│2. Shower              │  │11. Throw a party│
│...                    │  └─────────────────┘
│10. Take over the world│
└───────────────────────┘

And removal of e.g the latest entry works similarly, orphaning the removed item.

Previous state             Orphaned item        Current state
┌───────────────────────┐                       ┌────────────┐
│Crontab                │◄──────────────────────┤(See CID...)│
│1. Get out of bed      │  ┌─────────────────┐  └────────────┘
│2. Shower              │  │11. Throw a party│
│...                    │  └─────────────────┘
│10. Take over the world│
└───────────────────────┘

Data structures that reach into the past of the StateStore like this are:

Therefore, the Filecoin state is, indeed, a tree of IPLD data. It can be addressed by the root of the tree, so it is often referred to as the state root.

We will now introduce some new terminology given the above information.

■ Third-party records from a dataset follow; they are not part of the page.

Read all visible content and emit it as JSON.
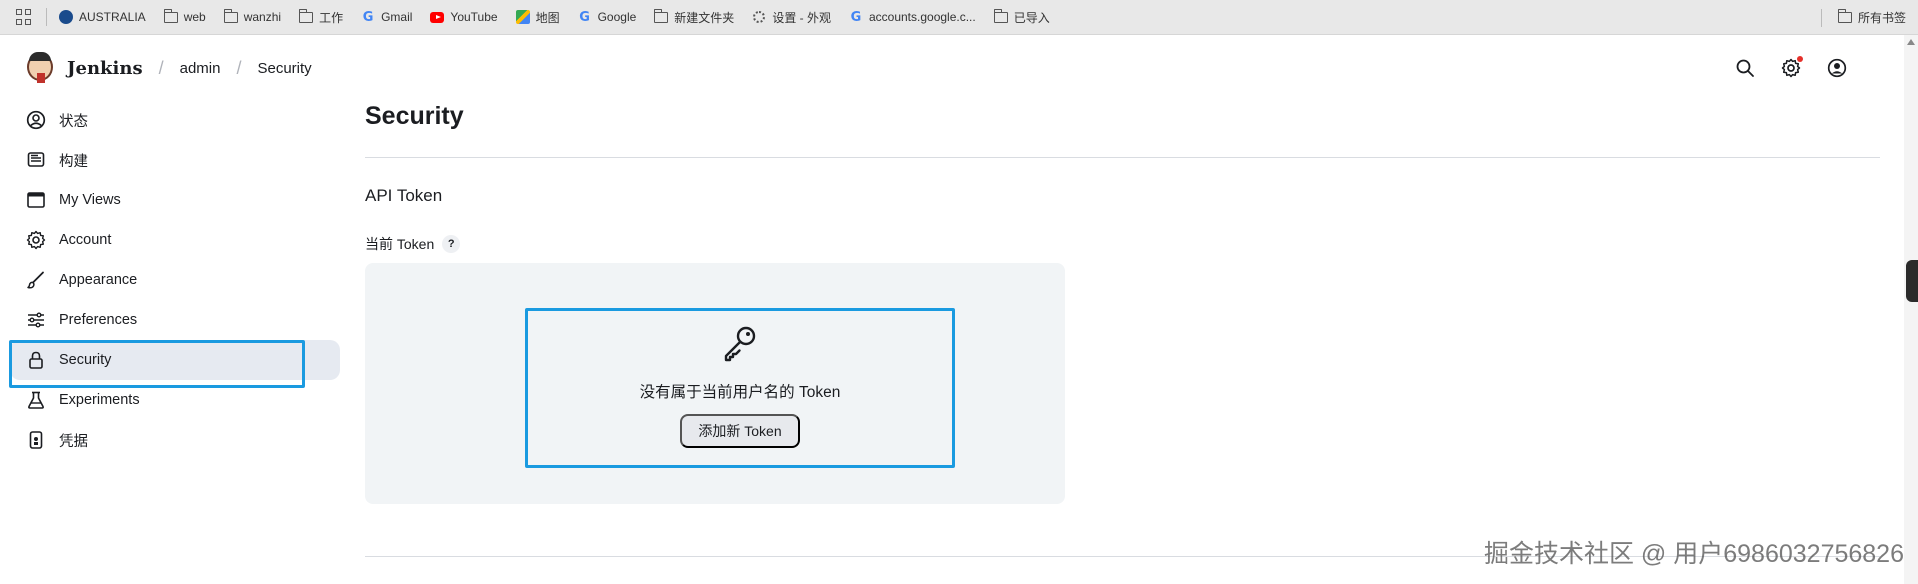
{
  "bookmarks": {
    "items": [
      {
        "label": "AUSTRALIA",
        "icon": "globe-icon"
      },
      {
        "label": "web",
        "icon": "folder-icon"
      },
      {
        "label": "wanzhi",
        "icon": "folder-icon"
      },
      {
        "label": "工作",
        "icon": "folder-icon"
      },
      {
        "label": "Gmail",
        "icon": "google-icon"
      },
      {
        "label": "YouTube",
        "icon": "youtube-icon"
      },
      {
        "label": "地图",
        "icon": "maps-icon"
      },
      {
        "label": "Google",
        "icon": "google-icon"
      },
      {
        "label": "新建文件夹",
        "icon": "folder-icon"
      },
      {
        "label": "设置 - 外观",
        "icon": "gear-icon"
      },
      {
        "label": "accounts.google.c...",
        "icon": "google-icon"
      },
      {
        "label": "已导入",
        "icon": "folder-icon"
      }
    ],
    "all_bookmarks": "所有书签"
  },
  "header": {
    "brand": "Jenkins",
    "crumbs": [
      "admin",
      "Security"
    ],
    "separator": "/"
  },
  "sidebar": {
    "items": [
      {
        "label": "状态",
        "icon": "user-circle-icon"
      },
      {
        "label": "构建",
        "icon": "build-history-icon"
      },
      {
        "label": "My Views",
        "icon": "window-icon"
      },
      {
        "label": "Account",
        "icon": "gear-icon"
      },
      {
        "label": "Appearance",
        "icon": "brush-icon"
      },
      {
        "label": "Preferences",
        "icon": "sliders-icon"
      },
      {
        "label": "Security",
        "icon": "lock-icon",
        "active": true
      },
      {
        "label": "Experiments",
        "icon": "flask-icon"
      },
      {
        "label": "凭据",
        "icon": "credentials-icon"
      }
    ]
  },
  "main": {
    "title": "Security",
    "section": "API Token",
    "field_label": "当前 Token",
    "help": "?",
    "empty_message": "没有属于当前用户名的 Token",
    "add_button": "添加新 Token"
  },
  "watermark": "掘金技术社区 @ 用户6986032756826",
  "colors": {
    "highlight": "#1a9ae0",
    "active_bg": "#e6eaf1",
    "token_box_bg": "#f1f4f6",
    "notification_dot": "#e5302a"
  }
}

With respect to a particular IPLD Blockstore:

  • An item such a list is fully inhabited if all its recursive Ipld::Links exist in the blockstore.
  • Otherwise, an item is only partially inhabited. The links are said to be “dead links”.

With respect to a particular StateTree:

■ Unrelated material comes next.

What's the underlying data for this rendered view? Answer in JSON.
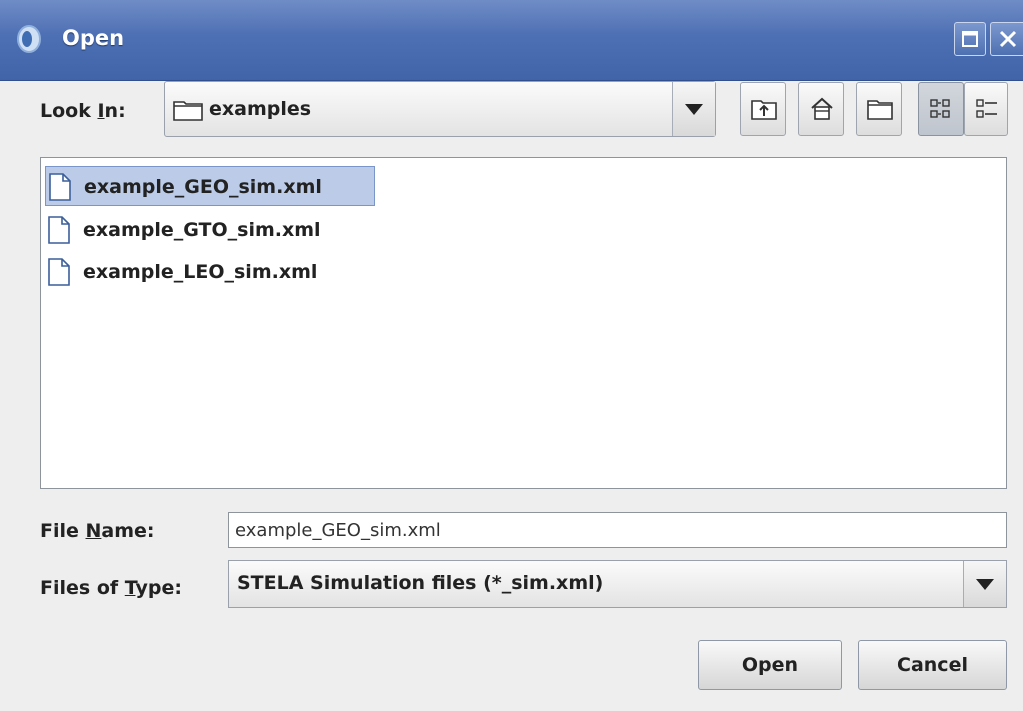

  • An item is orphaned if it is not reachable from the current state tree through any links.

Snapshots

Recall that for each message execution, the state tree is mutated. Therefore, each epoch is associated with a state tree after execution, and a parent state tree.

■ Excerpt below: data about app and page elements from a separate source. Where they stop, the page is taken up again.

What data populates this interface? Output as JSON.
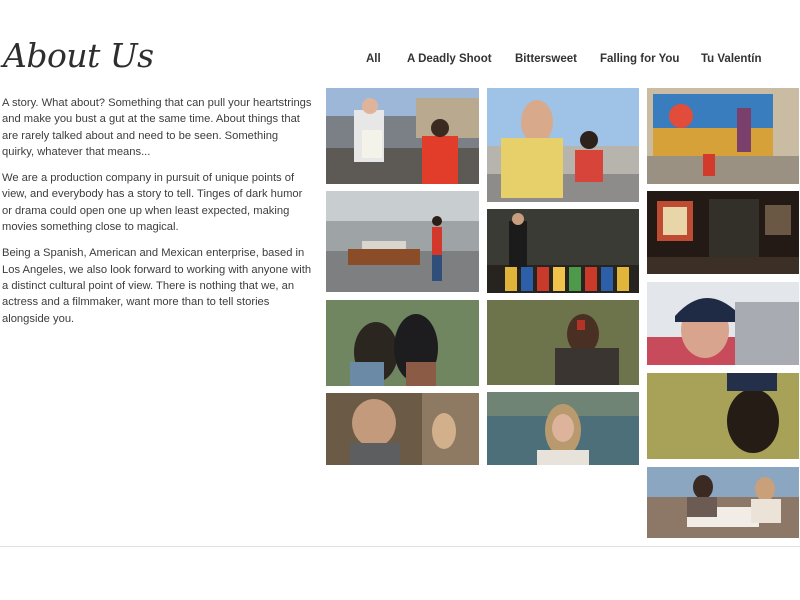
{
  "page": {
    "title": "About Us"
  },
  "nav": {
    "items": [
      "All",
      "A Deadly Shoot",
      "Bittersweet",
      "Falling for You",
      "Tu Valentín"
    ]
  },
  "about": {
    "paragraphs": [
      "A story. What about? Something that can pull your heartstrings and make you bust a gut at the same time. About things that are rarely talked about and need to be seen. Something quirky, whatever that means...",
      "We are a production company in pursuit of unique points of view, and everybody has a story to tell. Tinges of dark humor or drama could open one up when least expected, making movies something close to magical.",
      "Being a Spanish, American and Mexican enterprise, based in Los Angeles, we also look forward to working with anyone with a distinct cultural point of view. There is nothing that we, an actress and a filmmaker, want more than to tell stories alongside you."
    ]
  },
  "gallery": {
    "items": [
      {
        "scene": "man-with-sign-street"
      },
      {
        "scene": "man-sitting-car-hood"
      },
      {
        "scene": "mural-wall"
      },
      {
        "scene": "man-lying-on-coffin"
      },
      {
        "scene": "man-by-colorful-fence"
      },
      {
        "scene": "doorway-night"
      },
      {
        "scene": "two-people-in-trees"
      },
      {
        "scene": "man-bloody-face-woods"
      },
      {
        "scene": "woman-in-beanie"
      },
      {
        "scene": "smiling-man-interior"
      },
      {
        "scene": "woman-by-lake"
      },
      {
        "scene": "man-in-cap-backlit"
      },
      {
        "scene": "couple-at-restaurant-table"
      }
    ]
  }
}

                                           // state after execution of
                                           // all messages in that epoch
     ┌───────────────────────────────┐ ┌────────────┐
     │ BlockHeader { epoch:  0, .. } │ │ state root ├──► initial actor states...
  ┌● └───────────────────────────────┘ └────────────┘                    ▲   ▲
  ~                                        // links to redundant data ─● │   │
  └──┬───────────────────────────────┐ ┌────────────┐                    │   │
     │ BlockHeader { epoch: 11, .. } │ │ state root ├─┬► actor state ─► AMT  │
  ┌● └┬──────────────────────────────┘ └────────────┘ ~                      │
  │   │ ┌─────────┐                                   └► actor state ─► HAMT ┘
  │   └►│ Message │                                                      │
  │     └─────────┘                                                      ▼
  ├──┬───────────────────────────────┐     // new data in this epoch ─● IPLD
  │  │ BlockHeader { epoch: 12, .. } │
  │  └┬─────────────┬────────────────┘
  │   │ ┌─────────┐ │ ┌─────────┐
  │   └►│ Message │ └►│ Message │
  │     └─────────┘   └─────────┘                                        ~   ~
  └──┬───────────────────────────────┐ ┌────────────┐                    │   │
     │ BlockHeader { epoch: 12, .. } │ │ state root ├─┬► actor state ─► AMT  │
  ┌● └┬──────────────────────────────┘ └────────────┘ ~                      │
  ~   │ ┌─────────┐                                   └► actor state ─► HAMT ┘
      └►│ Message │
        └─────────┘

We are now ready to define the different snapshot types for a given epoch N.

  • A lite snapshot contains:
    • All block headers from genesis to epoch N.
    • For the last W (width) epochs:
      • The fully inhabited state trees.
      • The messages.
    • For epochs 0..N-W, the state trees will be dead or partially inhabited.
  • A full snapshot contains:
    • All block headers from genesis to epoch N.
    • The fully inhabited state trees for epoch 0..N
  • A diff snapshot contains:
    • For epoch N-W..N:
      • The block headers.
      • The messages.
      • New data in that epoch, which will be partially inhabited

Successive diff snapshots may be concatenated:

  • From genesis, to produce a full snapshot.
  • From a lite snapshot, to produce a successive lite snapshot.

  1. The real cron actor doesn’t mutate state like this.